#### Excerpted data:
Segment Open
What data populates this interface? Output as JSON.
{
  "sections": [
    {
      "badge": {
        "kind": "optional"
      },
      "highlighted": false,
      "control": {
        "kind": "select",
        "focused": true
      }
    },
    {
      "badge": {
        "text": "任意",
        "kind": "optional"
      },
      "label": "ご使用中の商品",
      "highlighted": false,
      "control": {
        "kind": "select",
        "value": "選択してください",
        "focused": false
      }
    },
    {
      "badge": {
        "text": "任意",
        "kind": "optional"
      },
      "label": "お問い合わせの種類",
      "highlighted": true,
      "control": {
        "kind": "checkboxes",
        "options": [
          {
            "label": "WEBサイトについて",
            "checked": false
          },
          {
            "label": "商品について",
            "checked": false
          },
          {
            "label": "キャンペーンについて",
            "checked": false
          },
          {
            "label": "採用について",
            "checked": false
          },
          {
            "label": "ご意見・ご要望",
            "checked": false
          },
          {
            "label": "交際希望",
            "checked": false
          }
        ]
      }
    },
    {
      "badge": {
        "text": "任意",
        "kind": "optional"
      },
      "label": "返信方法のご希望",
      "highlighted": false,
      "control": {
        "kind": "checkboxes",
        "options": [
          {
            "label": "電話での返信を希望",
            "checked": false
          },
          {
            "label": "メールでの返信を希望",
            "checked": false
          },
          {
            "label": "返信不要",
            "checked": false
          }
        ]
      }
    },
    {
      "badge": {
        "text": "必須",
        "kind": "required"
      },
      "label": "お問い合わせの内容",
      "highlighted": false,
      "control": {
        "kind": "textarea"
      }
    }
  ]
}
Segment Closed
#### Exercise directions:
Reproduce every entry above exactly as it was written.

#### Answer to this task:
What data populates this interface? Output as JSON.
{
  "sections": [
    {
      "badge": {
        "kind": "optional"
      },
      "highlighted": false,
      "control": {
        "kind": "select",
        "focused": true
      }
    },
    {
      "badge": {
        "text": "任意",
        "kind": "optional"
      },
      "label": "ご使用中の商品",
      "highlighted": false,
      "control": {
        "kind": "select",
        "value": "選択してください",
        "focused": false
      }
    },
    {
      "badge": {
        "text": "任意",
        "kind": "optional"
      },
      "label": "お問い合わせの種類",
      "highlighted": true,
      "control": {
        "kind": "checkboxes",
        "options": [
          {
            "label": "WEBサイトについて",
            "checked": false
          },
          {
            "label": "商品について",
            "checked": false
          },
          {
            "label": "キャンペーンについて",
            "checked": false
          },
          {
            "label": "採用について",
            "checked": false
          },
          {
            "label": "ご意見・ご要望",
            "checked": false
          },
          {
            "label": "交際希望",
            "checked": false
          }
        ]
      }
    },
    {
      "badge": {
        "text": "任意",
        "kind": "optional"
      },
      "label": "返信方法のご希望",
      "highlighted": false,
      "control": {
        "kind": "checkboxes",
        "options": [
          {
            "label": "電話での返信を希望",
            "checked": false
          },
          {
            "label": "メールでの返信を希望",
            "checked": false
          },
          {
            "label": "返信不要",
            "checked": false
          }
        ]
      }
    },
    {
      "badge": {
        "text": "必須",
        "kind": "required"
      },
      "label": "お問い合わせの内容",
      "highlighted": false,
      "control": {
        "kind": "textarea"
      }
    }
  ]
}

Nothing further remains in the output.